In late June, almost at the same time as the rescission of the law that had protected abortion rights at the federal level for half a century, the high justices struck down the EPA’s ability to place state caps on pollutant emissions from the energy sector. The conservative justices ruled that this authority, granted to the EPA by then-President Barack Obama, belongs to Congress, not the government. They thus undermined one of the most effective tools for reducing emissions and set a precedent that could take more fangs out of the executive branch in the future.
As a result, the consensus is that the United States will not be able to meet the targets announced by Biden, which would also undermine America’s claims to leadership in the climate fight. If the world’s leading power does not make the necessary effort to achieve this reduction, the only way, according to estimates, to avoid the worst consequences of global warming, why would other countries do so? Why would China or India or even the European allies do so?
The third obstacle to climate action, from which, in a sense, the first two emanate, is the state of public opinion. A recent Pew Research Center poll finds that Americans are diametrically divided on Biden’s climate plans. Forty-nine percent say these policies take the country “in the right direction.” Nearly as many, 47%, say the exact opposite. Although climate sensitivity has increased among conservatives in recent years, the differences remain stark.
“Americans are diametrically divided on Biden’s climate plans.”
“There is not much bipartisan consensus on climate change,” says Professor Victor G. David. “The country is politically divided on many issues, and most of the attitudes toward Biden’s climate policies are explained by attitudes toward Biden himself. There is somewhat more consensus on infrastructure spending programs, which can be directed, in part, toward beneficial climate actions. But the IRA illustrates that, even without any bipartisanship, the actions the country can take are quite limited: very much focused on deploying technologies that are already widely known and impose virtually no cost to industry.”
Even so, the US federal government still has considerable resources at its disposal. For example, it can tighten regulations on fossil-fuel-powered cars while incentivizing the production and purchase of electric vehicles. EPA limits can focus on another pollutant, methane, and it is always possible, as this New York Times analysis notes, to organize Democratic energies at the state level, which is where more and more power resides due to conservative court decisions.
The nonprofit agency RMI, which specializes in energy efficiency, estimates that the U.S. government will spend about $500 billion over the next decade on climate technologies and clean energy. The approximate amount of the IRA and the CHIPS Act, passed last year with the aim of reviving American manufacturing industries, with an emphasis on green sectors.

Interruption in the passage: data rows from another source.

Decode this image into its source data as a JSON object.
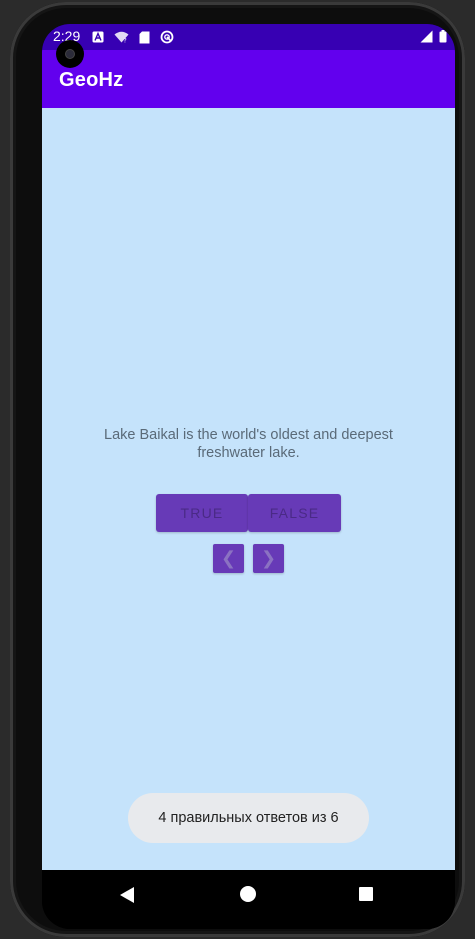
{
  "status_bar": {
    "time": "2:29",
    "icons": [
      "a-notification-icon",
      "wifi-question-icon",
      "sd-card-icon",
      "sync-icon"
    ],
    "right_icons": [
      "signal-icon",
      "battery-icon"
    ],
    "bg_color": "#3700b3"
  },
  "app_bar": {
    "title": "GeoHz",
    "bg_color": "#6200ee"
  },
  "quiz": {
    "question": "Lake Baikal is the world's oldest and deepest freshwater lake.",
    "true_label": "TRUE",
    "false_label": "FALSE",
    "prev_label": "❮",
    "next_label": "❯",
    "button_color": "#673ab7",
    "bg_color": "#c5e3fb"
  },
  "toast": {
    "message": "4 правильных ответов из 6"
  },
  "nav_bar": {
    "back": "back-icon",
    "home": "home-icon",
    "recents": "recents-icon"
  }
}
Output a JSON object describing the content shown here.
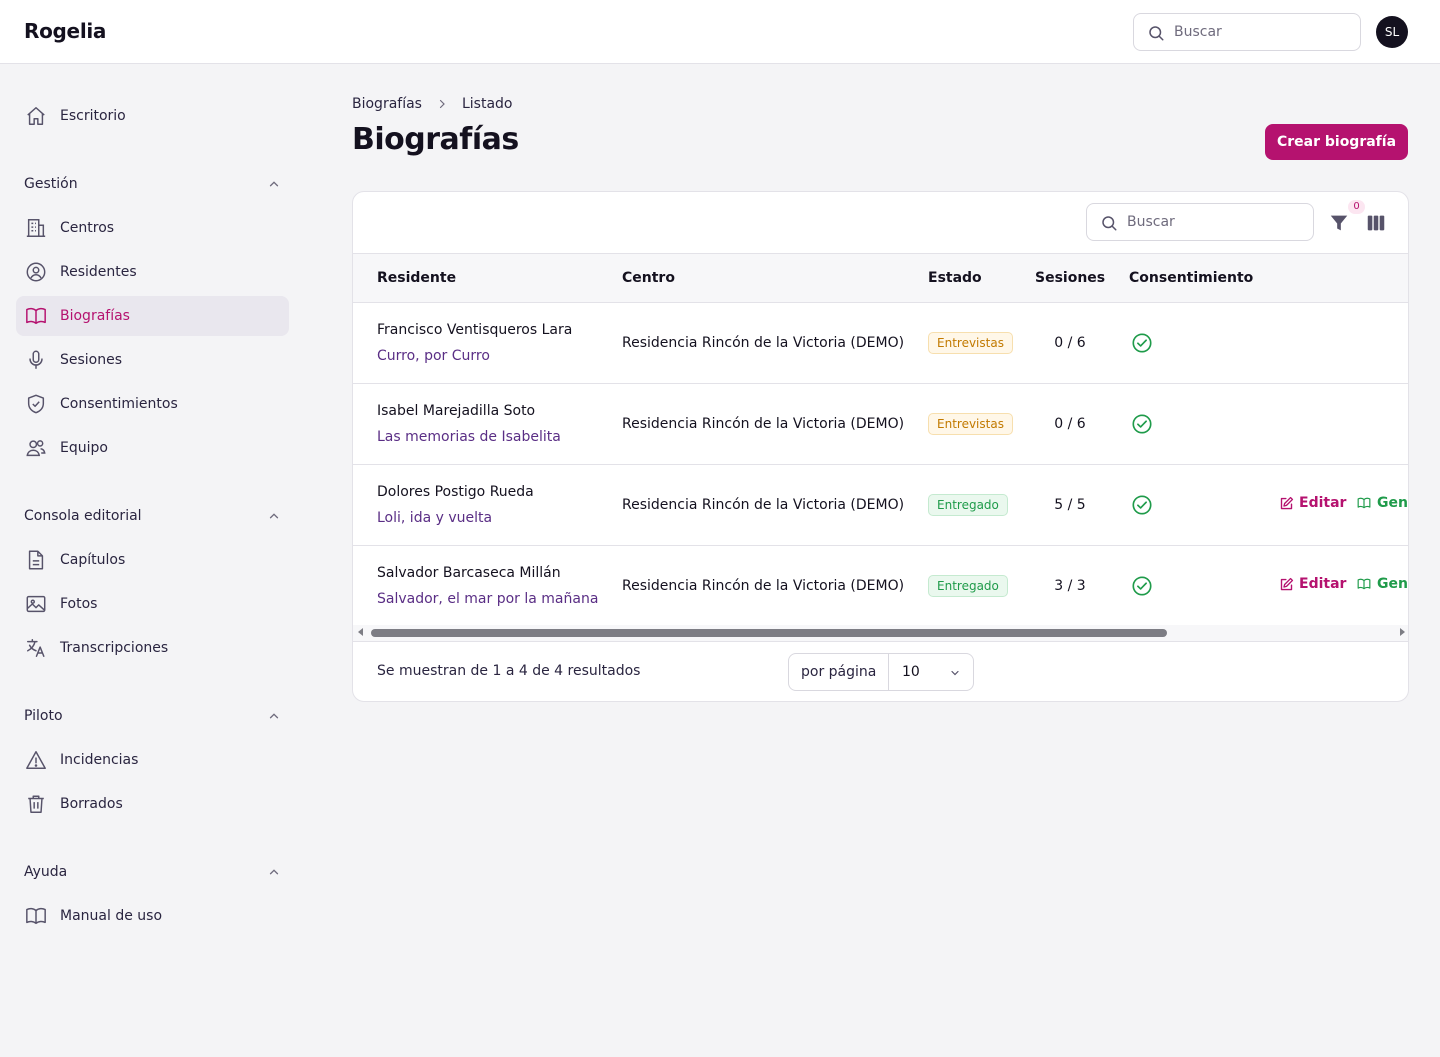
{
  "app": {
    "brand": "Rogelia"
  },
  "topbar": {
    "search_placeholder": "Buscar",
    "avatar_initials": "SL"
  },
  "sidebar": {
    "escritorio": "Escritorio",
    "groups": [
      {
        "label": "Gestión",
        "items": [
          "Centros",
          "Residentes",
          "Biografías",
          "Sesiones",
          "Consentimientos",
          "Equipo"
        ]
      },
      {
        "label": "Consola editorial",
        "items": [
          "Capítulos",
          "Fotos",
          "Transcripciones"
        ]
      },
      {
        "label": "Piloto",
        "items": [
          "Incidencias",
          "Borrados"
        ]
      },
      {
        "label": "Ayuda",
        "items": [
          "Manual de uso"
        ]
      }
    ],
    "active_item": "Biografías"
  },
  "breadcrumb": {
    "root": "Biografías",
    "current": "Listado"
  },
  "page": {
    "title": "Biografías",
    "create_label": "Crear biografía"
  },
  "table": {
    "search_placeholder": "Buscar",
    "filter_count": "0",
    "headers": {
      "residente": "Residente",
      "centro": "Centro",
      "estado": "Estado",
      "sesiones": "Sesiones",
      "consentimiento": "Consentimiento"
    },
    "rows": [
      {
        "name": "Francisco Ventisqueros Lara",
        "title": "Curro, por Curro",
        "centro": "Residencia Rincón de la Victoria (DEMO)",
        "estado": "Entrevistas",
        "sesiones": "0 / 6",
        "consent": true
      },
      {
        "name": "Isabel Marejadilla Soto",
        "title": "Las memorias de Isabelita",
        "centro": "Residencia Rincón de la Victoria (DEMO)",
        "estado": "Entrevistas",
        "sesiones": "0 / 6",
        "consent": true
      },
      {
        "name": "Dolores Postigo Rueda",
        "title": "Loli, ida y vuelta",
        "centro": "Residencia Rincón de la Victoria (DEMO)",
        "estado": "Entregado",
        "sesiones": "5 / 5",
        "consent": true,
        "edit_label": "Editar",
        "gen_label": "Gen"
      },
      {
        "name": "Salvador Barcaseca Millán",
        "title": "Salvador, el mar por la mañana",
        "centro": "Residencia Rincón de la Victoria (DEMO)",
        "estado": "Entregado",
        "sesiones": "3 / 3",
        "consent": true,
        "edit_label": "Editar",
        "gen_label": "Gen"
      }
    ],
    "summary": "Se muestran de 1 a 4 de 4 resultados",
    "per_page_label": "por página",
    "per_page_value": "10"
  },
  "colors": {
    "accent": "#b5126f",
    "success": "#1f9b4a",
    "warning": "#c27a00",
    "link_subtitle": "#5a2e85"
  }
}
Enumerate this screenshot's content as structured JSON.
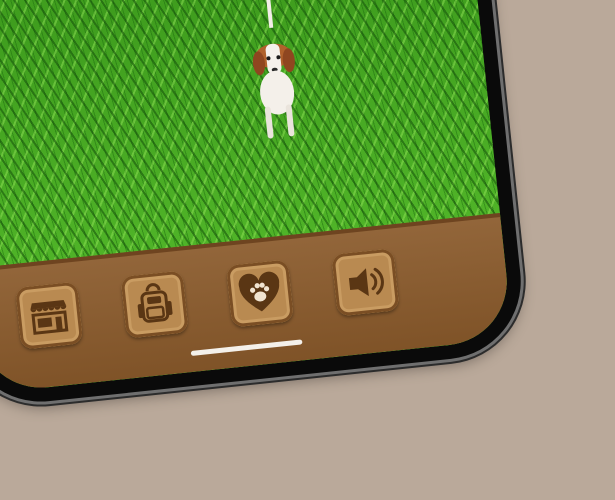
{
  "app": {
    "scene": "pet-game-yard"
  },
  "toolbar": {
    "buttons": [
      {
        "id": "shop",
        "icon": "shop-icon"
      },
      {
        "id": "backpack",
        "icon": "backpack-icon"
      },
      {
        "id": "pet-love",
        "icon": "heart-paw-icon"
      },
      {
        "id": "sound",
        "icon": "speaker-icon"
      }
    ]
  },
  "colors": {
    "background": "#baa99a",
    "grass": "#4fb328",
    "toolbar": "#8a5a2b",
    "button_face": "#b98a51",
    "icon_dark": "#5a3614"
  }
}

Among the fruits that these policies may eventually bear, the report says, are the development of more sophisticated and longer-lasting batteries and more efficient solar panels. Since the beginning of this century, the U.S. federal bureaucracy has reportedly increased its investment in climate plans 15-fold. A clear sign, despite the many obstacles, of where official priorities are headed.